Solving a puzzle is a solitary experience, and so teaming up with friends would allow you to talk through solutions – but what’s stopping you doing that anyway, outside the confines of the game? It just works as a single-player experience and we can’t help but think that the “shared world” element is somewhat underbaked and unnecessary. It’s disappointing as a key feature of the game, but ultimately it doesn’t take away from your experience of playing, however you want to go about it.

Islands of Insight screenshot
Image: Behaviour Interactive

We’ve also found it frustrating that, officially, Islands of Insight doesn’t support controllers: at this moment in time, this is strictly a keyboard-and-mouse only game.
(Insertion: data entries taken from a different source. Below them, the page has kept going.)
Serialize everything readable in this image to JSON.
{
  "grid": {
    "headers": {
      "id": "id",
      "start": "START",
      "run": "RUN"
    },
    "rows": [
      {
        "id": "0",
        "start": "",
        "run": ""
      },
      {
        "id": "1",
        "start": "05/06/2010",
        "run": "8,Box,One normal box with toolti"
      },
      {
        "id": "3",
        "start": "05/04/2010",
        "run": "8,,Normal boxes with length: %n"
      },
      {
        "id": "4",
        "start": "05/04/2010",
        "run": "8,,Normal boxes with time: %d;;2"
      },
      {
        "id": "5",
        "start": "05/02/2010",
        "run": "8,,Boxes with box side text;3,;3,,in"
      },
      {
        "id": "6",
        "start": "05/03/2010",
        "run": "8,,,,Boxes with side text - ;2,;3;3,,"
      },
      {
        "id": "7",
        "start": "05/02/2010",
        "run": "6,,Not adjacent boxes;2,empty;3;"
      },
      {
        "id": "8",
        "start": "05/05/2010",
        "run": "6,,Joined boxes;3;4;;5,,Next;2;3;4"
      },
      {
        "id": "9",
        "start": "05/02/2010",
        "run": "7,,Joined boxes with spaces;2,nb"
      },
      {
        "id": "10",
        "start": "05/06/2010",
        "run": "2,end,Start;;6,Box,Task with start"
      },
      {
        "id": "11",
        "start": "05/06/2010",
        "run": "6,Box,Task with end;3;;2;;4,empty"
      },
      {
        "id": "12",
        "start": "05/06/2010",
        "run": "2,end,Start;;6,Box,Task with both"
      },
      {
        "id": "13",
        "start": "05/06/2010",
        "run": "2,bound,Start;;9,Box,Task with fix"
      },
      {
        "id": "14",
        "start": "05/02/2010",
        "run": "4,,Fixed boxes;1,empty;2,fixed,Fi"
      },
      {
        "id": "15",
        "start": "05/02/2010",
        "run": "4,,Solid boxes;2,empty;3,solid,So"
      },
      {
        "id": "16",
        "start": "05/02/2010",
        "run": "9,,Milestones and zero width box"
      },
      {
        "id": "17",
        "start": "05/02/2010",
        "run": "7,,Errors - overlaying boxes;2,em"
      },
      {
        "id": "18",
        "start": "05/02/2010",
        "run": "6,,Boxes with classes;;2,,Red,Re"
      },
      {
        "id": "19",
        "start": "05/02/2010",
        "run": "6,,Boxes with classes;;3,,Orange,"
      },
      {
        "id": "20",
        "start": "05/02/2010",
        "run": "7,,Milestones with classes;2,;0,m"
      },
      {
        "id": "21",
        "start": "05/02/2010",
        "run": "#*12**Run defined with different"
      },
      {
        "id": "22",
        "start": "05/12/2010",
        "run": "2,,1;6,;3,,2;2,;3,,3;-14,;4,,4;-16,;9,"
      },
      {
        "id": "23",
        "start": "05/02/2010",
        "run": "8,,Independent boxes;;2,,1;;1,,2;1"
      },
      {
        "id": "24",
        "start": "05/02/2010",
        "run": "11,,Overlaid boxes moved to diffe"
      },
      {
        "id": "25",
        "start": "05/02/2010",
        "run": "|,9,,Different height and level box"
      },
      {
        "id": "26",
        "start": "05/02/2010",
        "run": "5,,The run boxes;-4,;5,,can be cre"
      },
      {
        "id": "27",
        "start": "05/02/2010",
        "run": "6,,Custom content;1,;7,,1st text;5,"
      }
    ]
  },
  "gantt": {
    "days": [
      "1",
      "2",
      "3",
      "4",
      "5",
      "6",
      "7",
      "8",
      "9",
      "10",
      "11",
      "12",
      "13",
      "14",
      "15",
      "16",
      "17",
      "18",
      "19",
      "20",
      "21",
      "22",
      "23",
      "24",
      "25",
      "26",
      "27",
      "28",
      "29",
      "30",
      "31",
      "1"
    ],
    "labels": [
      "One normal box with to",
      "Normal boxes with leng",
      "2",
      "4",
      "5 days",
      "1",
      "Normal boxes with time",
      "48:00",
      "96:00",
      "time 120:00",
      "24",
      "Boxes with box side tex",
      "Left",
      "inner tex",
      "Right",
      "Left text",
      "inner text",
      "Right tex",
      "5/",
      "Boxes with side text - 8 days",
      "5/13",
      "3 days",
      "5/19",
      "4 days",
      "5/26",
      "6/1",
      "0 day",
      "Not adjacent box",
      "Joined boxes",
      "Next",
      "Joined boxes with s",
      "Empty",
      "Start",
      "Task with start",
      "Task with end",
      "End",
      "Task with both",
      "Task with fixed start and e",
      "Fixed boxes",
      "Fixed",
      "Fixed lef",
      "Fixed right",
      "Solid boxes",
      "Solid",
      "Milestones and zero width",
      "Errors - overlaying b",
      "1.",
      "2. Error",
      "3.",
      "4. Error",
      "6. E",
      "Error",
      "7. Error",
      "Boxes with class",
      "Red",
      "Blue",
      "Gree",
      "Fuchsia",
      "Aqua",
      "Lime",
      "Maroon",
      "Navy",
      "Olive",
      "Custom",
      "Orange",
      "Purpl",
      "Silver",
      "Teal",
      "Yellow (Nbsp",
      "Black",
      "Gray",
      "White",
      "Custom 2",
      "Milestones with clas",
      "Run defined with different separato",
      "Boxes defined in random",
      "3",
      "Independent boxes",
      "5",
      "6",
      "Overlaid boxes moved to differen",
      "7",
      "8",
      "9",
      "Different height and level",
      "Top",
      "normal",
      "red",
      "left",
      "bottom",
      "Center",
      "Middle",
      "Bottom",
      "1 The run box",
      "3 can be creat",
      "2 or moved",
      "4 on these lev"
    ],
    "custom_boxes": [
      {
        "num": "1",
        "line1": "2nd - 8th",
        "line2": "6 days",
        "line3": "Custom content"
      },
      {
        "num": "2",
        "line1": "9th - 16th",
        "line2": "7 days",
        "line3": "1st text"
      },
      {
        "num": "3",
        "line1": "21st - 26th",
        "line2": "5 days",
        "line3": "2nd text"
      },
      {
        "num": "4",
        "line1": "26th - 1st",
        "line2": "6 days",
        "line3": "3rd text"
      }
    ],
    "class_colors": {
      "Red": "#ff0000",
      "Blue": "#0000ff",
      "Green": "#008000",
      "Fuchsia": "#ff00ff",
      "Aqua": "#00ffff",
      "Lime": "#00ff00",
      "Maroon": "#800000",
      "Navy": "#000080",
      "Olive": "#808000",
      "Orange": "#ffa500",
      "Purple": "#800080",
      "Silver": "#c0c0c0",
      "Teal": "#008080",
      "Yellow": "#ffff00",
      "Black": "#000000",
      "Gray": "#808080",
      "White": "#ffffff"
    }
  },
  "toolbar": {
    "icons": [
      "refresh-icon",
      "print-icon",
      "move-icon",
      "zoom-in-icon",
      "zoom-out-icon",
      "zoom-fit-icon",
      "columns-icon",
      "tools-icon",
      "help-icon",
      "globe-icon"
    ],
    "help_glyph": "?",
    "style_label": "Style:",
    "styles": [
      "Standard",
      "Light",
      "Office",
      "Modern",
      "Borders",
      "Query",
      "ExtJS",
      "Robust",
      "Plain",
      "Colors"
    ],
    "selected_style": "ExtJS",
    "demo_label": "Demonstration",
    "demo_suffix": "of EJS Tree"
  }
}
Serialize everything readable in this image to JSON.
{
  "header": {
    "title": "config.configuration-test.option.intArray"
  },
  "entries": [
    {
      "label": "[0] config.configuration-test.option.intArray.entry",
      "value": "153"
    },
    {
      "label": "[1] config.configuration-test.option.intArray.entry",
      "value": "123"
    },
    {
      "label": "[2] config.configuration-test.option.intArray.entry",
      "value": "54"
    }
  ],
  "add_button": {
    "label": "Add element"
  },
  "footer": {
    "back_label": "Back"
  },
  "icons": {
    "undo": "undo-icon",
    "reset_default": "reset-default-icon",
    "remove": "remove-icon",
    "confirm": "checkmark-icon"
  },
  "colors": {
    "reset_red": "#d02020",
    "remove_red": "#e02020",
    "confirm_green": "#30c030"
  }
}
It’s a confusing decision, especially when the developers have taken the stance of “strongly discouraging” the use of controllers. Confession: we played the game with an Xbox controller, mapped via Steam Input. It worked just fine. Hopefully official support will be added in time: much of the time, you’re simply exploring via a first-person viewpoint and using a controller makes sense.

Those niggles aside though, we can’t deny that Islands of Insight is one of the best puzzle games we’ve ever played. The sheer amount of puzzles on offer here is incredible, without ever being overwhelming. There’s a solid sense of progression, with goals to work towards – but you’re also free to explore however you wish, tackling the puzzles that interest you and, for the most part, ignoring the ones you don’t enjoy as much. It’s already great but with a few updates over time, Islands of Insight could really be something special.

Islands of Insight Review – GameSpew’s Score

This review of Islands of Insight has been facilitated by a code provided by the publisher. It’s available on PC.
Editor in chief // Kim's been into video games since playing Dizzy on her brother's Commodore 64 as a nipper. She'll give just about anything a go, but she's got a particular soft spot for indie adventures. If she's not gaming, she'll be building Lego, reading a thriller, watching something spooky or... asleep. She does love to sleep.